Shabbat is the day on which we are asked to put aside all the profanity of clattering commerce and the fury of greed; of trying to convince ourselves that we are the absolute owners of this world. It is a day of protest against all the external pomp, glitter, and power. Its purpose is to turn the world into an island of tranquility in the stormy sea of worldliness, for one day each week.
Israel’s very existence is the manifestation of divine intervention in history to which it must attest. In Israel, history and revelation are one. Only in Israel do they coincide. While other nations exist as nations, the people of Israel exist as a reminder of God’s involvement in world history. Only through Israel is humanity directly touched by the divine.
However much money Israel may make from hosting Eurovision, it is absolutely wrong and shameful that Israel’s leadership will allow violation of Shabbat on this occasion. It is self-evident that this has nothing to do with pikuach nefesh. Israel should cancel the Eurovision Song Contest if its organizers are not prepared to find a solution so that Israel can keep its head high and show the world what it means to stand for one’s principles.
Paradoxically, the only way to create unity among different denominations is for all to recognize that they are fundamentally divided. We need to stop asking for compromise on the very beliefs that are matters of personal conscience and therefore categorical.
All discussions of why certain marriages or sexual relationships are forbidden are doomed to fail! No human reasoning is able to explain them in any consistent way. It is for this reason that religious thinkers should distance themselves from giving primary reasons for these prohibitions.
The ruling by the Eida HaHareidit that Ethiopian Jews are not fully Jewish is scandalous and deeply embarrassing. It disgraces Judaism and is as anti-Jewish as can be. This and many other rabbinical decisions are not part of the Judaism I converted to. I abhor them and want no part of them.
Radical change has taken place in the Jewish world after the Holocaust and the establishment of the State of Israel. We have been shown that it is impossible for all of us to stay outside of history. The Holocaust has taught us that we cannot survive without entering history. To argue that our yeshiva students are the ones who really defend us against our enemies, and that we do not need soldiers, is an escape from reality.
When we object to circumcision on the basis of its denying the child’s right to autonomy over his body, it could seem that we are making a valid claim. Indeed, by what right are we, as parents, allowed to make the decision to bring a child into the Covenant? But shouldn’t we also ask ourselves honestly whether we have the right to bring a child into this world at all? Is that not a much greater injustice than circumcision?

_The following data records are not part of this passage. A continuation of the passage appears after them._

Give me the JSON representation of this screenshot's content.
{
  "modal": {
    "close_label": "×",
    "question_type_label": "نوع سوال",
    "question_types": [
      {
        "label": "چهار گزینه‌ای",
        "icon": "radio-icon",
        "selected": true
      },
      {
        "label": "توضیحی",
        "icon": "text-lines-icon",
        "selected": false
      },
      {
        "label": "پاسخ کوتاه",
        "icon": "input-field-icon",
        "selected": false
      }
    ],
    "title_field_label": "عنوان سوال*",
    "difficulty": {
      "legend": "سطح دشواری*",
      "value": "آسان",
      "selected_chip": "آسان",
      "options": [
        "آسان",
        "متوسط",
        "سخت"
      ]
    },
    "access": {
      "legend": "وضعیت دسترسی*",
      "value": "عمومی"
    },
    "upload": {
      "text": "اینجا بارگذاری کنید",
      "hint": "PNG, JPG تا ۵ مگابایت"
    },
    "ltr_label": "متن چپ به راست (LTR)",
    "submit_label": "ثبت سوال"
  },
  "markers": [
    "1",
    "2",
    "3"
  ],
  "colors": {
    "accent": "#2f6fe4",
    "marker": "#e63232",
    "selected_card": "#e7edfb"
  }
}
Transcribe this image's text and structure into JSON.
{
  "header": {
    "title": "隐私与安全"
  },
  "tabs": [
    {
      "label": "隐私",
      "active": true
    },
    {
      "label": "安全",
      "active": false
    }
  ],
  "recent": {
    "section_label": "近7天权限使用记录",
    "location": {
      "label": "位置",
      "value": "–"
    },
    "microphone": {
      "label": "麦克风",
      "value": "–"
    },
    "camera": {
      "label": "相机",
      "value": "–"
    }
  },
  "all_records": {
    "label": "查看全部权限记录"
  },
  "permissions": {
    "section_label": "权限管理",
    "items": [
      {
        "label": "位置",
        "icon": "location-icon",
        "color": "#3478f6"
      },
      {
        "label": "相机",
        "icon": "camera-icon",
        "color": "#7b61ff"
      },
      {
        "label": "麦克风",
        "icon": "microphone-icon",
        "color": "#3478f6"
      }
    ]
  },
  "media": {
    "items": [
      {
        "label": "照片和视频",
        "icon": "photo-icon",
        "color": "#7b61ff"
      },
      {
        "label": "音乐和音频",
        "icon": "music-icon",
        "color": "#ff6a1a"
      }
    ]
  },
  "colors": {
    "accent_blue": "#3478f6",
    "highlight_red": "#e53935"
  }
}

Today, Israel has many thousands of immigrants who are of Jewish descent, yet not halachically Jewish. Should we convert them even though we know that they will not live a fully committed Jewish life? Or should we abandon them, basically ignoring and excluding them as we do now? I believe there is a third way, a way of reconciling these difficulties.
A fairy tale with much relevance to today’s times.